From an economic development standpoint, if we can do a startup as opposed to licensing something out to a company in California, even though we might generate more guaranteed revenue from the latter, having your technology embedded in the local community and having the researchers here can pay off more in a variety of ways that you can’t measure as easily.
And from a reporting standpoint, an [Association of University Technology Managers] report might indicate that our numbers would be better if we had just licensed out technologies, but it’s more complex than that. We don’t have good metrics for measuring startups other than counting their actual creation. The AUTM survey tells you the number of startups that were launched, but not the impact they might have had on the local economy.
Regarding the biotech industry, the report indicates that the total employment of current incubator tenants in the state was dominated by IT-related fields, while the total employment of incubator graduates was dominated by scientific research and pharmaceutical and medical manufacturing. This seems to indicate that incubators are currently housing more IT-related tenants and fewer life sciences tenants.
Well, there’s no question that the data shows that scientific research and medical manufacturing incubator graduates are having a bigger impact on the state than do the IT incubator graduates in terms of employment. But I’m not certain that we are currently housing more IT-related tenants in our incubators than we have in the past since the report doesn’t have historical data on this point. But one possible interpretation is that because biotech [companies are] capital-intensive, once they graduate from an incubator they will stay in a region. The bio-firms appear to be a little more localized to where they were born, whereas IT-related incubator grads can be merged and relocated fairly easily to other regions.

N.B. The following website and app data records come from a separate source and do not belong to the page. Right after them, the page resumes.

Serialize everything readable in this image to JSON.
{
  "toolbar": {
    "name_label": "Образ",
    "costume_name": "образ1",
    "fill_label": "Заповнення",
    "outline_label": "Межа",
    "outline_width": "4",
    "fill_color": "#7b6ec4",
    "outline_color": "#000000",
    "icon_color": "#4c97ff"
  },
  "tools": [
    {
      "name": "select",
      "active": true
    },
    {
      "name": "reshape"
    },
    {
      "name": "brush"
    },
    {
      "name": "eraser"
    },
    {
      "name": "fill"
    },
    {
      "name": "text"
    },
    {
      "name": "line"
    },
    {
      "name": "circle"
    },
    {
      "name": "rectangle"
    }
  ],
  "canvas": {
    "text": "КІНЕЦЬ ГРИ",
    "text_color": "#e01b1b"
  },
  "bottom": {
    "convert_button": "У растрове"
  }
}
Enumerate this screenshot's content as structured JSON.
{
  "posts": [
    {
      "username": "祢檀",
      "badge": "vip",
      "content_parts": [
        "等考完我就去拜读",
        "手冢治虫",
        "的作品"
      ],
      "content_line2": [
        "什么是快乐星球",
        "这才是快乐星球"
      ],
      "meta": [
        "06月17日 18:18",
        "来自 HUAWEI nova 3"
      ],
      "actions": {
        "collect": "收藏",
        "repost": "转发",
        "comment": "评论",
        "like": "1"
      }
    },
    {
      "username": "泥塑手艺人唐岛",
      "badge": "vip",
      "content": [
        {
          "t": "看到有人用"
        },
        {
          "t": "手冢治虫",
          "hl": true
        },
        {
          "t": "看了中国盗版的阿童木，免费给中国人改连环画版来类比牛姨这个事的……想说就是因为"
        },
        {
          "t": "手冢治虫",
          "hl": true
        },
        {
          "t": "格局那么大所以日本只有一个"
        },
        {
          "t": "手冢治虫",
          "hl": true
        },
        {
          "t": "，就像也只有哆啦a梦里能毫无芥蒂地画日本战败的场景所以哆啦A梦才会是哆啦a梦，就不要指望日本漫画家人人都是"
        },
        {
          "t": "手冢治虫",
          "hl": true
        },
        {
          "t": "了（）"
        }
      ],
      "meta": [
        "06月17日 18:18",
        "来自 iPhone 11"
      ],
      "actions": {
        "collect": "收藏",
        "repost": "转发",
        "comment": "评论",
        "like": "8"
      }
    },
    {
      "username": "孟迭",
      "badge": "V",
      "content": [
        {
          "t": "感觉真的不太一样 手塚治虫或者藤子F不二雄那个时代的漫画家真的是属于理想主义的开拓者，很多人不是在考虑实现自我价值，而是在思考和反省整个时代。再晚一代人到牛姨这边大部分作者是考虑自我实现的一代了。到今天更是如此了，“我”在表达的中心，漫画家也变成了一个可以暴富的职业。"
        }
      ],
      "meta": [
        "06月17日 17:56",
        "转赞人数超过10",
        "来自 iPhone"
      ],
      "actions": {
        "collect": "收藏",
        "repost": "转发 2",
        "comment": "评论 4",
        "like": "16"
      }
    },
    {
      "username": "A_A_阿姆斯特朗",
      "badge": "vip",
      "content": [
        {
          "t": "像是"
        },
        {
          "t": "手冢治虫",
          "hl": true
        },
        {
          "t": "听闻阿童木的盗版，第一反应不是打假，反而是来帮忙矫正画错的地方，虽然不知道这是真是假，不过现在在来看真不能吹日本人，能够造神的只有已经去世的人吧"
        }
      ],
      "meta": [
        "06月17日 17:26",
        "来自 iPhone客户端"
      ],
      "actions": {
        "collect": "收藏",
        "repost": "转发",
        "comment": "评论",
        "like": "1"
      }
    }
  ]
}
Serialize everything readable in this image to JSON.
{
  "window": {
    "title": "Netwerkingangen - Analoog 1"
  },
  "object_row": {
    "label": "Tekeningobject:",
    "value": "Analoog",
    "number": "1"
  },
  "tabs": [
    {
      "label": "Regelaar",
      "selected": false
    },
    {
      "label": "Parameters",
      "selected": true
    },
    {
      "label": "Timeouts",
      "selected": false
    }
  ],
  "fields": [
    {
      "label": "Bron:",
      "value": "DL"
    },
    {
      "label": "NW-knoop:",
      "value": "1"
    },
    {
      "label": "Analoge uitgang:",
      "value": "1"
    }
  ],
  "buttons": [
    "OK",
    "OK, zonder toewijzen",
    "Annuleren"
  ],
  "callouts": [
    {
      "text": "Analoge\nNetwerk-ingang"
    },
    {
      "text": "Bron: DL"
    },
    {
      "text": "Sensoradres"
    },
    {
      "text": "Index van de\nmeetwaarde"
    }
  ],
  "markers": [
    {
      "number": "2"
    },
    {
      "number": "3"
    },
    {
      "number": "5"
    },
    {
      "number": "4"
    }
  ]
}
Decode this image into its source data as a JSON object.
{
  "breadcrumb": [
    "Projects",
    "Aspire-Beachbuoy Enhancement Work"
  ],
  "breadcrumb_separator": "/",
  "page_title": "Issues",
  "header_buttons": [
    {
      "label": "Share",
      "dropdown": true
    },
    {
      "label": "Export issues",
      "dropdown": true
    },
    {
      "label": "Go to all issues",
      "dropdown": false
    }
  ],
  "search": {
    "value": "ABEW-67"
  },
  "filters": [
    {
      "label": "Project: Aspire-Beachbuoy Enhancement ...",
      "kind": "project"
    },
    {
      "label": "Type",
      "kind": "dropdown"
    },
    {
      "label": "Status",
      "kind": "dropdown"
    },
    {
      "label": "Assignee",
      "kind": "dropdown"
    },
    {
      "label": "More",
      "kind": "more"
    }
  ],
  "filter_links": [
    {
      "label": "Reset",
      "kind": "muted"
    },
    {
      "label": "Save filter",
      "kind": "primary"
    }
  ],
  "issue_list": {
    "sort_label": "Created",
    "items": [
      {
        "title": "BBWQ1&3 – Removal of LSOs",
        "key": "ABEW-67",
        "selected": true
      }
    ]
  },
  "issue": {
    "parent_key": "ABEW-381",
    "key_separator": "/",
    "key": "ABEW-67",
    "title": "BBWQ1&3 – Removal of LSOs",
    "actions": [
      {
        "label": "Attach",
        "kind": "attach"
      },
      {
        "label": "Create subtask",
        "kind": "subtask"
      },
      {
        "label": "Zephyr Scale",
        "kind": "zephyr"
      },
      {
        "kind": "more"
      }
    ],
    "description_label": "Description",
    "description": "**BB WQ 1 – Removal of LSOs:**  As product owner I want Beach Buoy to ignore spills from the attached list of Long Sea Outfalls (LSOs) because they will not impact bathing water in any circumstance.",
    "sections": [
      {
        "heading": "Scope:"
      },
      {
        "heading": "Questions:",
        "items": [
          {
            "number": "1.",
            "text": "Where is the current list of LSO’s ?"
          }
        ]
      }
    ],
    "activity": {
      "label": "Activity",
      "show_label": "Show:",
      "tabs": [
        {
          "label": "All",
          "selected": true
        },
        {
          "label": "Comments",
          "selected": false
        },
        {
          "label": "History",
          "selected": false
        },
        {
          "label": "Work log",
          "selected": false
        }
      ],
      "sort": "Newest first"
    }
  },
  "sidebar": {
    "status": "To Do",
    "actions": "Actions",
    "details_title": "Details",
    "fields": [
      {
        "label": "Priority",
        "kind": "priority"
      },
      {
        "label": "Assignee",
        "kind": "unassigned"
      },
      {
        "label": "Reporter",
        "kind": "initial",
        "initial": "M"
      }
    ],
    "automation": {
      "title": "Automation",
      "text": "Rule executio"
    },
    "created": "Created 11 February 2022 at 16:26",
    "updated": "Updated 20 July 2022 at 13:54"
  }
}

The report also identified that graduating from incubators is difficult for many tenants, especially those in the life sciences, due to lack of funding or additional avenues for growth. This is often cited as a problem by university startup companies in general. What types of programs are needed or are being considered in Maryland to address this?
On the financing side, we have a pretty robust network of incubators, and we actually have recently started the country’s first state association of research parks called Research Parks Maryland. We are also developing extensive angel networks. Since the venture people have moved even farther down [the pipeline], angel financing becomes even more important. We’ve hosted a couple of events, and Johns Hopkins will be hosting some similar events, in an attempt to create a more robust angel network for some of these companies.
Also, [Governor Martin O’Malley’s] life sciences advisory board [established last year] is writing [a] strategic plan for biotechnology and the life sciences industry, and that is going to come out in the late summer or early fall. My guess is that you’re going to see a lot of ideas about tweaking tax credits for investment. The state of Maryland does have a biotech venture tax credit, and I think you’ll see some other initiatives of that type that focus on earlier-stage operations. I’m not involved with this, but we are all aware that it is coming out, and that there will be a lot of discussion about helping finance early-stage biotech companies.